======== The records

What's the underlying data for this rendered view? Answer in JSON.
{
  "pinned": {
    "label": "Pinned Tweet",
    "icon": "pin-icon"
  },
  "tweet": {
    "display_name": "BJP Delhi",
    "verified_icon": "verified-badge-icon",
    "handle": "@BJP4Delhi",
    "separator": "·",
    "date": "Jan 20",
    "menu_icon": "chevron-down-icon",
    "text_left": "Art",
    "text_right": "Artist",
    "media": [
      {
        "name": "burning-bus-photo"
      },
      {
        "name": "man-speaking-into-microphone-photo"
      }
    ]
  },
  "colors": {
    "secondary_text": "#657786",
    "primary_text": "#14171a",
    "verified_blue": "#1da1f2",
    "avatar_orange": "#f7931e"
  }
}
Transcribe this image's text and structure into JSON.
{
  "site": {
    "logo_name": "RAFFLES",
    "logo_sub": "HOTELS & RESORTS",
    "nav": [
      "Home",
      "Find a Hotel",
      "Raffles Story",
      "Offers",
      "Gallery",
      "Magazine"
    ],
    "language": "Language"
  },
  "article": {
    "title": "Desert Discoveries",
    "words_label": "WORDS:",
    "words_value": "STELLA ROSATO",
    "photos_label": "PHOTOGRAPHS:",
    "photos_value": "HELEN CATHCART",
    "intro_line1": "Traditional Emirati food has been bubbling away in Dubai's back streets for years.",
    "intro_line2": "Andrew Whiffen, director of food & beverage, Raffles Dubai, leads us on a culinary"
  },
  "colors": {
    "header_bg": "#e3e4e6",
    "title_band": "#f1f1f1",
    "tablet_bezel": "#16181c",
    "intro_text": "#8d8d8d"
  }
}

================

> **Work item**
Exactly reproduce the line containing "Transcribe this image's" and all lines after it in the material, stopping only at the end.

> **Response to the exercise**
Transcribe this image's text and structure into JSON.
{
  "site": {
    "logo_name": "RAFFLES",
    "logo_sub": "HOTELS & RESORTS",
    "nav": [
      "Home",
      "Find a Hotel",
      "Raffles Story",
      "Offers",
      "Gallery",
      "Magazine"
    ],
    "language": "Language"
  },
  "article": {
    "title": "Desert Discoveries",
    "words_label": "WORDS:",
    "words_value": "STELLA ROSATO",
    "photos_label": "PHOTOGRAPHS:",
    "photos_value": "HELEN CATHCART",
    "intro_line1": "Traditional Emirati food has been bubbling away in Dubai's back streets for years.",
    "intro_line2": "Andrew Whiffen, director of food & beverage, Raffles Dubai, leads us on a culinary"
  },
  "colors": {
    "header_bg": "#e3e4e6",
    "title_band": "#f1f1f1",
    "tablet_bezel": "#16181c",
    "intro_text": "#8d8d8d"
  }
}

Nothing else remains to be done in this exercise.